Work request.
Check every line below for the string "JSON", and copy the lines that contain it.

Available records.
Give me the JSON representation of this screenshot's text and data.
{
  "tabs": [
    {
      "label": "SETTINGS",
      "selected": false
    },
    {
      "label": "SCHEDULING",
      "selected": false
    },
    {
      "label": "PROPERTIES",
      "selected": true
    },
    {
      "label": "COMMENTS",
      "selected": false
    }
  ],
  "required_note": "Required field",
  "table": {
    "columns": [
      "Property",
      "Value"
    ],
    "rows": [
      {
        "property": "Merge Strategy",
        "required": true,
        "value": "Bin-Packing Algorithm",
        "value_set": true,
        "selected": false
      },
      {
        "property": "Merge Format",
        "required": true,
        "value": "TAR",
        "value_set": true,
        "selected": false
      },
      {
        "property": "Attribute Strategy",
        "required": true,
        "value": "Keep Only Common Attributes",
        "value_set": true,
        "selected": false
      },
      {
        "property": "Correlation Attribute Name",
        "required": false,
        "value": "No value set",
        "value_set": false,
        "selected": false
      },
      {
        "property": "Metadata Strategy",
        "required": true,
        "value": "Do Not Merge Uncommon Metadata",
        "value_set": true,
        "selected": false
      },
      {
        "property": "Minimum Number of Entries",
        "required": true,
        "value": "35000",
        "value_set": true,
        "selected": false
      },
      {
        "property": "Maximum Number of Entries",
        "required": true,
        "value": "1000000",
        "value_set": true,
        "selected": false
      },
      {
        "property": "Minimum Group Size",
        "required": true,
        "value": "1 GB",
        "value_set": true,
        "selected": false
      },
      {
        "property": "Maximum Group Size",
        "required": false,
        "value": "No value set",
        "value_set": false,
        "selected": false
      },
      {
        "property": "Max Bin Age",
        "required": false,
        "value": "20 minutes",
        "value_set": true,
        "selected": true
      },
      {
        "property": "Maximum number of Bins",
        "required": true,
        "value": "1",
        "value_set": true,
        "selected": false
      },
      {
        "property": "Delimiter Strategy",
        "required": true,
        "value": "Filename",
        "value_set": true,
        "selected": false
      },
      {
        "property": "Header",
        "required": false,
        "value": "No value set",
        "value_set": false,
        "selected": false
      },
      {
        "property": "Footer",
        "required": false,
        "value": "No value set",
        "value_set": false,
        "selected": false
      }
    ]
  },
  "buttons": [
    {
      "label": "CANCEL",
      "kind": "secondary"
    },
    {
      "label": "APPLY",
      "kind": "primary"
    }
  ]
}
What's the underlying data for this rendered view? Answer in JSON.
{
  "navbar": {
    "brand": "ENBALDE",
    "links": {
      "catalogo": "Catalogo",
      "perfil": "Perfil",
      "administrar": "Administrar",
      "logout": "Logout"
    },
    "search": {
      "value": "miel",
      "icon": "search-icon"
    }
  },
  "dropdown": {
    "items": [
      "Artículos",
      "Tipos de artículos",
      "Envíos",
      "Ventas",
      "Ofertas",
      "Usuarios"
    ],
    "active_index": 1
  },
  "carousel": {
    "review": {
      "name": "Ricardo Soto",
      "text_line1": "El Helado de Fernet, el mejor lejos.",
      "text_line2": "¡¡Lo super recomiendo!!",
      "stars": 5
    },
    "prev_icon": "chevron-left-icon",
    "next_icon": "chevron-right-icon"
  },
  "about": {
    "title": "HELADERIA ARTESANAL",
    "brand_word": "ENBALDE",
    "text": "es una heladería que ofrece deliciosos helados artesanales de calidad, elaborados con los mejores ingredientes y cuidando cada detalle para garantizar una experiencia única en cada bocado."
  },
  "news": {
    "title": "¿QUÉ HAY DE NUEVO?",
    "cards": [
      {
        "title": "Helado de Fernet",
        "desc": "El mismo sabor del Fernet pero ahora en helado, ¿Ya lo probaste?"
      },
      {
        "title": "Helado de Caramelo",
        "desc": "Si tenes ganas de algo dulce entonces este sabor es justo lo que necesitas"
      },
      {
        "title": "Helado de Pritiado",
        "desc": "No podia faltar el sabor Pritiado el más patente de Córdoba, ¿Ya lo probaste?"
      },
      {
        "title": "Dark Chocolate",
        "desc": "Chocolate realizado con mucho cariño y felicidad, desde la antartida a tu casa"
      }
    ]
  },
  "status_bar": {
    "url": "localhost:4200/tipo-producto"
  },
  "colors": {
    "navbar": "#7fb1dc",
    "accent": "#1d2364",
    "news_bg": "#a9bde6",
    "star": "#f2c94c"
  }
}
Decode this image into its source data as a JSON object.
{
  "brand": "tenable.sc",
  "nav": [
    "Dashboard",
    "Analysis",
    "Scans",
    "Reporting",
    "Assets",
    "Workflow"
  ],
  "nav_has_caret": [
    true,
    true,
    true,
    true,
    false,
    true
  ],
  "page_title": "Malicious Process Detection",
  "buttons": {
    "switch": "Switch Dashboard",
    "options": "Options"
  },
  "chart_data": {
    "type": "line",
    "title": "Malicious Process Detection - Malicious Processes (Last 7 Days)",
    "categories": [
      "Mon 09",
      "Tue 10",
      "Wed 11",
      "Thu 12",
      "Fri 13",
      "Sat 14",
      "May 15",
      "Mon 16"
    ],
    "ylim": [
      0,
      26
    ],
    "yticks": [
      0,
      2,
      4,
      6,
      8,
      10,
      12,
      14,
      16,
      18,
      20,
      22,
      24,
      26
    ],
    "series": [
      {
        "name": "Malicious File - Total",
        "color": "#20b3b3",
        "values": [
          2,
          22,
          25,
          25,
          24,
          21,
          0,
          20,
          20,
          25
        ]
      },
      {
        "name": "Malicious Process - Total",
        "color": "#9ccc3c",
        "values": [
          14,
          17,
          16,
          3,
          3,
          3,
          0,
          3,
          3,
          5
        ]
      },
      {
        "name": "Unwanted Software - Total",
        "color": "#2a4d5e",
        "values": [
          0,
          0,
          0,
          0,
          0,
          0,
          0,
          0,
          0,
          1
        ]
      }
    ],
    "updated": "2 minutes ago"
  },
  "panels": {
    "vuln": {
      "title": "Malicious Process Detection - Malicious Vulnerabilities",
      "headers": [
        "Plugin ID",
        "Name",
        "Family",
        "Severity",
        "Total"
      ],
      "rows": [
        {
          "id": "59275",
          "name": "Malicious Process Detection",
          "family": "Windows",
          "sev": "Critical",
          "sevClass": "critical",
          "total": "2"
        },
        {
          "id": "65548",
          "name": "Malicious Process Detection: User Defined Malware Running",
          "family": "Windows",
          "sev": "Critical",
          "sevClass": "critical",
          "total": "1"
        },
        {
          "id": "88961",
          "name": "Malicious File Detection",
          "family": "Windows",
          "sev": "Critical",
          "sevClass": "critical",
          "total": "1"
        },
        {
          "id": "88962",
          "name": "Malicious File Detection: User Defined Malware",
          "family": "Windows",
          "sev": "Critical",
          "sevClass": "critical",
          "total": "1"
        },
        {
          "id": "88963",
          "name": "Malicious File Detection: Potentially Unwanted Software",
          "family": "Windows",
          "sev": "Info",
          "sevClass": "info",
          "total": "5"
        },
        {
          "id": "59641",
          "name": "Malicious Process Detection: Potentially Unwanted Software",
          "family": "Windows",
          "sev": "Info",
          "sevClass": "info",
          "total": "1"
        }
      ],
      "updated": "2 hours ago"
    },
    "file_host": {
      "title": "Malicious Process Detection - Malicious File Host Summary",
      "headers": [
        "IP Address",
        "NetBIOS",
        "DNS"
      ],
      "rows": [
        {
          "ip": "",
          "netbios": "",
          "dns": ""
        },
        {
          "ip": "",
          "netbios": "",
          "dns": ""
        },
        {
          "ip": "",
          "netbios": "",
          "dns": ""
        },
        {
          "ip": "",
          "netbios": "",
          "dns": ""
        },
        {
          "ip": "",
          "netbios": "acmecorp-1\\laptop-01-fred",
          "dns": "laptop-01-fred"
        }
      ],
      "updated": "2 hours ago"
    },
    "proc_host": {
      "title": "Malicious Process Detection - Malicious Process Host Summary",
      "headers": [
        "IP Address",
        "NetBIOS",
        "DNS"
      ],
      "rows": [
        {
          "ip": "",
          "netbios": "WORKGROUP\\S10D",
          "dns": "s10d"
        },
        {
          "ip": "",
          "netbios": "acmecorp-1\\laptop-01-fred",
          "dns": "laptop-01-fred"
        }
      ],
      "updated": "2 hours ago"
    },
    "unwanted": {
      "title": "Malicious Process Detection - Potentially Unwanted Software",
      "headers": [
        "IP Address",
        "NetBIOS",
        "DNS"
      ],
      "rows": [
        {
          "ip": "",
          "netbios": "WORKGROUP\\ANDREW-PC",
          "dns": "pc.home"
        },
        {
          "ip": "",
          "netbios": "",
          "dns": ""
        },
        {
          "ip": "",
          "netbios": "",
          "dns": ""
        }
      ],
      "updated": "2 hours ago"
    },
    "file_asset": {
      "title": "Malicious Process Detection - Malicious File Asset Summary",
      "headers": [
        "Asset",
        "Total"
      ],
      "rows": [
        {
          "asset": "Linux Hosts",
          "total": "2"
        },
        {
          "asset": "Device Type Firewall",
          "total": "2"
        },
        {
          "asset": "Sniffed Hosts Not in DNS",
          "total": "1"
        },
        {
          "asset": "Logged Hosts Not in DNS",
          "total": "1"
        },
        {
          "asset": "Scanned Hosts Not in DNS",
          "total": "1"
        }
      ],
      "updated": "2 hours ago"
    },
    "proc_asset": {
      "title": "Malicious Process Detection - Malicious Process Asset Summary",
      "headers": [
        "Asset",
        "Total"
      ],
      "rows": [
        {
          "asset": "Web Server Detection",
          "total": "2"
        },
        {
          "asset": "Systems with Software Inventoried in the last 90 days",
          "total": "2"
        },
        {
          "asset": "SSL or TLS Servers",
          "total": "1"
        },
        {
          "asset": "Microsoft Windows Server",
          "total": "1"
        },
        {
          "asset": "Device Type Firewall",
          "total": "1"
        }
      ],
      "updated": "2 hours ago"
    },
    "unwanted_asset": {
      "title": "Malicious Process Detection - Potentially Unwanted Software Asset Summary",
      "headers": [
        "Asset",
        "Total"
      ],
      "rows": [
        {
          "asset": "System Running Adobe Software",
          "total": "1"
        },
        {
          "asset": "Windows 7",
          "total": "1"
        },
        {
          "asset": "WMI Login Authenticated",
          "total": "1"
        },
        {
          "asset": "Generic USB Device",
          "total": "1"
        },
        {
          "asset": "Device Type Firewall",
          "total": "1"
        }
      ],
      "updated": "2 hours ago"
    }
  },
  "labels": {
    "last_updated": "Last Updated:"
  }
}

Solution for this problem.
Give me the JSON representation of this screenshot's text and data.
What's the underlying data for this rendered view? Answer in JSON.
Decode this image into its source data as a JSON object.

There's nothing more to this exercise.